- For this particular recipe, you’re in luck; that’s all the cutting required! Not so bad, now was it?
- What’s great about using acorn squash is that half a squash + stuffing is the perfect portion for one person. Ergo, one whole squash = a 2-person serving. Ergo, it’s easy to keep track of multiplying this recipe, should you want to make it for multiple people!
- Popping a few cloves of garlic in the “bowls”, and then placing the acorn squash halves cut-side down on the baking dish will allow the garlic to infuse the flesh of the squash while it roasts. (Bonus: you can reuse the garlic by adding it later to the stuffing)
- Acorn squash has the perfect centre to fit tons of delectable stuffing. You can, of course, use any assortment of ingredients, combinations of vegetables, grains, and meat, but mine features sage, barley, and ground turkey.

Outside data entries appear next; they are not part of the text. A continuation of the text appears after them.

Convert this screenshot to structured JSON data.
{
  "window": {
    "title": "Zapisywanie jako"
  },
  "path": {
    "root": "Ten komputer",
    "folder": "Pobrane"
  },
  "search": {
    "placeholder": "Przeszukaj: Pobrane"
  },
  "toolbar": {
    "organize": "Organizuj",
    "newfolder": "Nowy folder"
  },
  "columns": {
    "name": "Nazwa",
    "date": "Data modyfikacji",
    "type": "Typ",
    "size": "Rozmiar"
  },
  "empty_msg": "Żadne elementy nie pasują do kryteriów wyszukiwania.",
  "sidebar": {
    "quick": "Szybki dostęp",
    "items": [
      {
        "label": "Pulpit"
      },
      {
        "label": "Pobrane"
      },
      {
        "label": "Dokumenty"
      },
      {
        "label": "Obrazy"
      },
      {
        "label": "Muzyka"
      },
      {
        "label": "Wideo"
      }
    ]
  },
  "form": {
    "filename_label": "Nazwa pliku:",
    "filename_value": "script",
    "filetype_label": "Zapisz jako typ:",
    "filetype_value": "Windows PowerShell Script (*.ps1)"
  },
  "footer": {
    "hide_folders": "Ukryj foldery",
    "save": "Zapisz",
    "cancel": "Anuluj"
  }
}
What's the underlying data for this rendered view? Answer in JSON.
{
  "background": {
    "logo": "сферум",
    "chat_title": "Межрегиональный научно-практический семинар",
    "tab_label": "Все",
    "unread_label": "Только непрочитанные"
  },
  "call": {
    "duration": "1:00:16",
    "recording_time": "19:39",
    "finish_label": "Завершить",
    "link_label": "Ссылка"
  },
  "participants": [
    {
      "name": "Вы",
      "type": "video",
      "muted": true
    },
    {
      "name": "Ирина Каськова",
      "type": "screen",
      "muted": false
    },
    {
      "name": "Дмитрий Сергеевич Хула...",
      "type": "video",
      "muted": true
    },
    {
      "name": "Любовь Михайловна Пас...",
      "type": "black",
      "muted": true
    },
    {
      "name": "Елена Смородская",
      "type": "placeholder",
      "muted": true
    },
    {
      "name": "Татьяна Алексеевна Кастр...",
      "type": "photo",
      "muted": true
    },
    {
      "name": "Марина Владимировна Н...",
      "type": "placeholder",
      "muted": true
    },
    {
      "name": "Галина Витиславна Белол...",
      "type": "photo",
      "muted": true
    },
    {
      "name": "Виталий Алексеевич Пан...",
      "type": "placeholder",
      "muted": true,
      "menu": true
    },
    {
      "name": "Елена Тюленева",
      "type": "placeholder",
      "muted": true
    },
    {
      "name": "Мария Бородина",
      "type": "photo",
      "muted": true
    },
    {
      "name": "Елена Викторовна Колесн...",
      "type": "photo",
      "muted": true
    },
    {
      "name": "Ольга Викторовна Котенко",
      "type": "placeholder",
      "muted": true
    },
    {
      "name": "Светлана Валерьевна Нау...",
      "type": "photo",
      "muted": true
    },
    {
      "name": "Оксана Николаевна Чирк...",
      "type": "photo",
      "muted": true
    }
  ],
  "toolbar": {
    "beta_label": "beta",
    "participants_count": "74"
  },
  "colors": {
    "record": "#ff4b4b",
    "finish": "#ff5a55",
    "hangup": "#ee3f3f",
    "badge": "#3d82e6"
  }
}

- The time it takes for the acorn squash to roast is ample to prepare the stuffing!
- If the “bowl” of each squash half is too small to fit an adequate amount of the stuffing, scoop out some of the cooked centre and add it to the stuffing (I use an ice cream scoop to do this). The cooked squash will add rich, creamy, roasted garlic flavour to the stuffing.
- Similar to my Zucchini Boat recipe, I have stuffed this squash. Unlike my Zucchini Boat recipe, however, you should probably avoid eating the exterior, given its toughness and overall inedible nature…
- Serve this alongside a salad and a glass of that white wine you used in the stuffing, and pat yourself on the back for creating such a delicious autumnal meal!
That should be a comprehensive account of this dish! And now, onto the recipe:
- 1 acorn squash, cut crosswise and seeded
- Olive oil
- A hint of salt and pepper
- 2-4 cloves garlic, smashed
- Olive oil
- ½ c. pearl barley, cooked
- 1 small or ½ a medium red onion, chopped
- 1 stalk celery, diced
- 1 lb. ground turkey
- 2 tsp. ground sage
- Salt and pepper, to taste
- 1 c. dry white wine
- Preheat the oven to 425°.
- On a steady surface, using a heavy-duty chef's knife, cut the acorn squash in half crosswise. Start by making an incision at the top, near the stem, and follow the seam of one of the squash's ridges. Scoop out the seeds.
- Place 1-2 cloves of smashed garlic into each of the squash halves' "bowls" and place cut side-down on a baking dish. Rub the exterior with olive oil, and sprinkle with salt and pepper.
- Roast for about 20-25 minutes, until the flesh is tender.
- In the meantime, prepare the stuffing. Start by cooking the barley according to package directions. It should take roughly the same amount of time as it takes to roast the squash.
- In a large skillet, heat a few tablespoons of olive oil over medium heat. Add onions and celery, and sauté for 5-8 minutes, until translucent.
- Push the onions and celery to edges of the skillet and add the ground turkey to the centre. Break up the turkey using a wooden spoon and cook until browned, about 8 minutes.
- Once browned, season with ground sage, salt, and pepper, and deglaze the pan with the white wine.
- Remove the roasted squash from oven and allow to cool for at least 5 minutes.
- Transfer cooked barley to the skillet and combine. Season with more salt and pepper, if needed.
- If the "bowl" of the acorn squash isn't large enough to fit a decent amount of stuffing, use an ice cream scoop to scoop out the flesh and add it to the stuffing. Give it a good mix, so that the squash almost melts into the stuffing.
- Fill the acorn squash bowls with the desired amount of stuffing, and serve!